DA mayors in hot water: Here’s what you need to know
These are the DA mayors facing internal investigations related to allegations of misconduct and corruption.
JOHANNESBURG – After a bruising 2019 that saw the Democratic Alliance (DA) perform poorly at the general elections and tensions within the party, which ultimately led to Mmusi Maimane stepping down as party leader and member, several of its mayors are facing internal investigations related to allegations of misconduct and corruption.
Tshwane Mayor Stevens Mokgalapa
Mokgalapa was placed on leave last year following a sex scandal involving the now-former MMC for Roads and Transport Sheila Senkubuge. An audio recording emerged in which Mokgalapa could be heard making disparaging remarks about his colleagues in the party.
When the audio recording emerged, Mokgalapa took special leave and the DA started an investigation into his conduct.
According to a report by the Sowetan on Monday, the party’s federal legal commission reportedly found “no conclusive proof” that the mayor and Senkubuge had sex in the office as alleged by the African National Congress in Tshwane.
But, the internal investigation apparently found that Mokgalapa could have breached the DA’s constitution for casually discussing with Senkubuge plans to fire government officials and taking a BMW X5 belonging to an official for his own use.
The paper also reported that the DA’s federal executive (Fedex) - which met for the first time this year at the weekend - the Fedex executive decided to refer the Mokgalapa matter to the federal legal commission for further investigations.
George Mayor Melvin Naik
Naik’s time as mayor of George was all but over after the DA laid criminal complaints against him over alleged corruption.
This followed a forensic investigation that implicated him in corruption.

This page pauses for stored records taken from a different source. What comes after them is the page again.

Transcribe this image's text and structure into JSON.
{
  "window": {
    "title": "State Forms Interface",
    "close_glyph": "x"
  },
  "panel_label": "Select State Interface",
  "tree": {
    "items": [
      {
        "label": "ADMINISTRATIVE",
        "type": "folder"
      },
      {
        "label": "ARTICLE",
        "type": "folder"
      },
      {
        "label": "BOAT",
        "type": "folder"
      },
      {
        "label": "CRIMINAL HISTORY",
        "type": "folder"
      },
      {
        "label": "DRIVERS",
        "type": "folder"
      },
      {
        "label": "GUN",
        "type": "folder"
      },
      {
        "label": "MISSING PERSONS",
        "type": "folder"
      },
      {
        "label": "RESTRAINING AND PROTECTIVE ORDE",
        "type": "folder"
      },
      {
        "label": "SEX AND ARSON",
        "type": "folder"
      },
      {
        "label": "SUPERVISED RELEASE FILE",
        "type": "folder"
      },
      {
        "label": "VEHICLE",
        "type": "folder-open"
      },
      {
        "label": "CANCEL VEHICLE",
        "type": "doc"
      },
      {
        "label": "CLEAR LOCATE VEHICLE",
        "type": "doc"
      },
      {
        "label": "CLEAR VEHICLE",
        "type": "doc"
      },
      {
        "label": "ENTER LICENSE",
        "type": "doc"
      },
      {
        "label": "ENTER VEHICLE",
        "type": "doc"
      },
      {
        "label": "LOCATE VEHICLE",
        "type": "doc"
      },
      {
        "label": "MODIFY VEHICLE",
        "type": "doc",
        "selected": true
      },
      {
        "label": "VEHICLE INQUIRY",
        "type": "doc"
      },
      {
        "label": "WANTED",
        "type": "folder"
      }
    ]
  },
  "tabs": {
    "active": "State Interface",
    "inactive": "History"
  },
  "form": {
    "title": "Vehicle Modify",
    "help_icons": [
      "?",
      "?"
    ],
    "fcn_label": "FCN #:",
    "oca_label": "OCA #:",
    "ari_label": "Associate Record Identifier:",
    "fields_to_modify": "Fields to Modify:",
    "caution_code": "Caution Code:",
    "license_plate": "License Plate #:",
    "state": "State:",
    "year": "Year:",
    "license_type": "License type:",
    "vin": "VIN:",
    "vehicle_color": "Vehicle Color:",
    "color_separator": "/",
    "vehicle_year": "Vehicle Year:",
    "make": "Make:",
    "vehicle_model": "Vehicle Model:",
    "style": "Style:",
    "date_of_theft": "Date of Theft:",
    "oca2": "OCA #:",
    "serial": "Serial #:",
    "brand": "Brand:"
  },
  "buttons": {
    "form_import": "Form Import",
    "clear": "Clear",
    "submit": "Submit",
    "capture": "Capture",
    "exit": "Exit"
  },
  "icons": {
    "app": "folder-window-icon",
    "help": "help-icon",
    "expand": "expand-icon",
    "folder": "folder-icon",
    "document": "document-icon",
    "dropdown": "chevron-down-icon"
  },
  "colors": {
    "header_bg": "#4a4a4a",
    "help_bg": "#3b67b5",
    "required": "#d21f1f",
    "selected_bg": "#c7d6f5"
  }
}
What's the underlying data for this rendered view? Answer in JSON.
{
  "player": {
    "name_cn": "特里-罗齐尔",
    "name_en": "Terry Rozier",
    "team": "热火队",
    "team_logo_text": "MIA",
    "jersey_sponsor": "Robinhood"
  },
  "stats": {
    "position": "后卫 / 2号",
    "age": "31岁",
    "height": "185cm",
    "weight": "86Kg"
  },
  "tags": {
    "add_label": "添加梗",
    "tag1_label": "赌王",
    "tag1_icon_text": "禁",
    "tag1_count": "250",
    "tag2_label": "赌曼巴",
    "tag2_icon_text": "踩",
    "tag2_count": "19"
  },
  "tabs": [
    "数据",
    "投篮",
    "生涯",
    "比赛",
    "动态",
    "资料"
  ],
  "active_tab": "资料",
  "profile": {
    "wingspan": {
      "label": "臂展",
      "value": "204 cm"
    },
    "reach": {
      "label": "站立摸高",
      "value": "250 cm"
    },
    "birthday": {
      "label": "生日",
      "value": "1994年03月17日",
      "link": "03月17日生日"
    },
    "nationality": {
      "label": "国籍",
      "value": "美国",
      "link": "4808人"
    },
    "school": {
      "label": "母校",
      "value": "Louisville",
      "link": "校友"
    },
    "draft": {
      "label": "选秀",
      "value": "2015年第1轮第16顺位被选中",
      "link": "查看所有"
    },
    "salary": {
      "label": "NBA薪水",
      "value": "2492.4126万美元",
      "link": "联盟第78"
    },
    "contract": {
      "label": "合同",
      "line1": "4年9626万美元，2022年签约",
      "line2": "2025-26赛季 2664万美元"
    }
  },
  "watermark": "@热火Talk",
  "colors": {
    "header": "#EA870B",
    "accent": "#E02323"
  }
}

The party said that the forensic report commissioned by Western Cape Local Government MEC Anton Bredell would be tabled at the next council meeting this week.
“The forensic report has found very serious indications of corruption and also alleged criminal activity, which implicates, allegedly, the mayor of George Mr Melvin Naik,” the DA’s Geordin Hill-Lewis told EWN.
Hill-Lewis said the findings were substantiated by several admissions by individuals involved as well as compelling circumstantial evidence.
Party leaders were in the southern Cape town last week to deal with the fall-out of his impending suspension. But, it was unclear whether Naik had responded to the DA’s move to suspend him.
Oudtshoorn Mayor Colan Sylvester
Earlier this month, Sylvester's future as Oudtshoorn mayor was uncertain. He faces 11 internal charges after he and municipal manager Allen Paulse’s relationship turned sour. He claimed the charges against him related mostly to “fabricated allegations” he was alleged to have made against Paulse.
Sylvester had been the DA’s mayor in Oudtshoorn since the 2016 municipal elections and was the party’s poster boy during the elections.
The Oudtshoorn mayor had been dodging the disciplinary case for several months now as he demanded a clear charge sheet from the party. His case was initially set to be heard in November last year, but there were numerous delays.
The DA was also aware of five or more members of the Oudtshoorn party caucus who were ready to resign should Sylvester be axed. Should the councillors resign, the municipality’s political leadership would collapse, which could negatively impact service delivery.
However, the DA’s provincial leader Bonginkosi Madikizela previously said the party was proceeding with the matter and was prepared to deal with any fallout, EWN reported.
DA VS MAILE
Da Gama was suspended for three months without pay over his decision to postpone the vote for a new Joburg mayor and Mathebe for six months following her failure to preside over a council meeting.
The DA had since submitted an urgent application asking the High Court to set aside the suspensions. The DA described Maile’s decision as prejudice not only to the party but also to the residents of both Tshwane and Joburg.
OTHER NOTABLE FALLOUTS IN 2019
In October, last year, Herman Mashaba resigned as Joburg mayor and DA member after the outcome of the federal council that elected former party leader Hellen Zille as its chairperson. Mashaba said that he could not reconcile himself with a party that was against his pro-poor policies.
The DA’s former CEO Paul Boughey resigned before the party's federal council.
Since Mashaba’s resignation from the DA, he founded the People's Dialogue in November, said he would launch his political party by June this year in order to contest next year's local government elections.
Two days after Mashaba’s resignation, Maimane announced his resignation as party leader, citing that he believed the DA was not the best vehicle to take South Africa forward. He was swiftly followed by the party’s federal chairperson Athol Trollip who also stepped down.
Maimane earlier this month announced he would focus on establishing a movement for one SA to “seek to build a broad coalition of political parties and civil society formations around a shared set of values and principles that could collectively work to fix SA and realise our country's potential”.
Additional reporting by Jason Felix and Clement Manyathela